--- Task description ---
If a record holds a picture, leave the picture out; return everything else exactly.

--- Supplied entries ---
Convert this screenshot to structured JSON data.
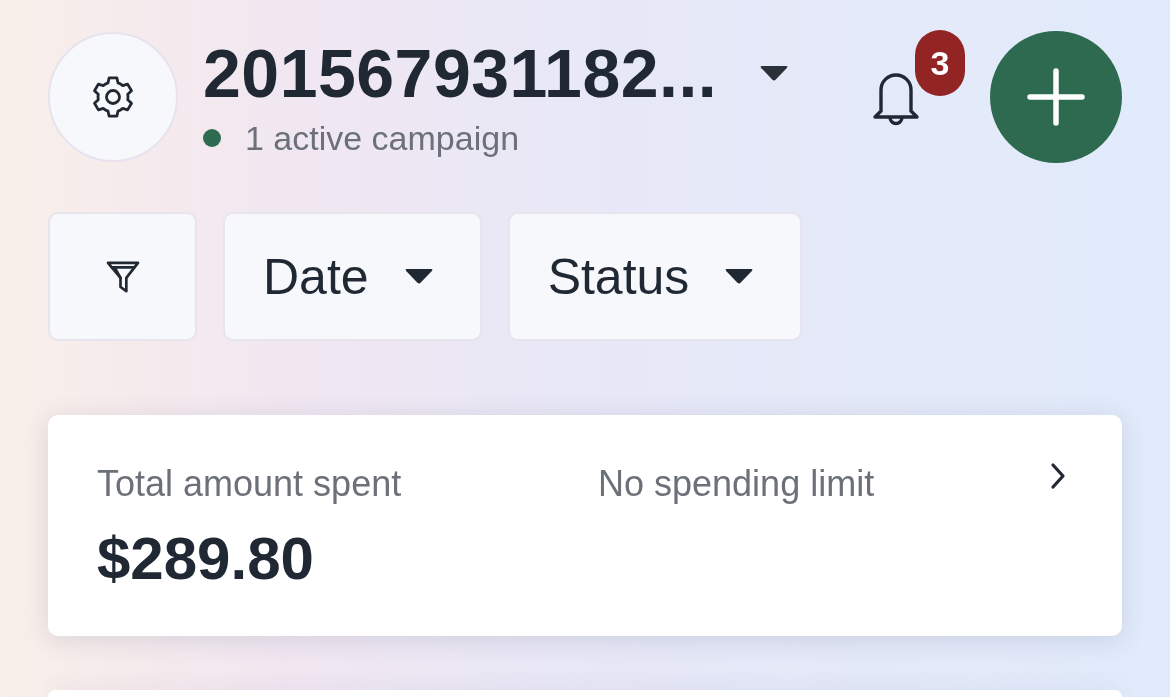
{
  "header": {
    "account_name": "201567931182...",
    "status_text": "1 active campaign",
    "notification_count": "3"
  },
  "filters": [
    {
      "kind": "icon"
    },
    {
      "kind": "dropdown",
      "label": "Date"
    },
    {
      "kind": "dropdown",
      "label": "Status"
    }
  ],
  "spend_card": {
    "label": "Total amount spent",
    "amount": "$289.80",
    "limit": "No spending limit"
  }
}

--- Response area ---
Convert this screenshot to structured JSON data.
{
  "header": {
    "account_name": "201567931182...",
    "status_text": "1 active campaign",
    "notification_count": "3"
  },
  "filters": [
    {
      "kind": "icon"
    },
    {
      "kind": "dropdown",
      "label": "Date"
    },
    {
      "kind": "dropdown",
      "label": "Status"
    }
  ],
  "spend_card": {
    "label": "Total amount spent",
    "amount": "$289.80",
    "limit": "No spending limit"
  }
}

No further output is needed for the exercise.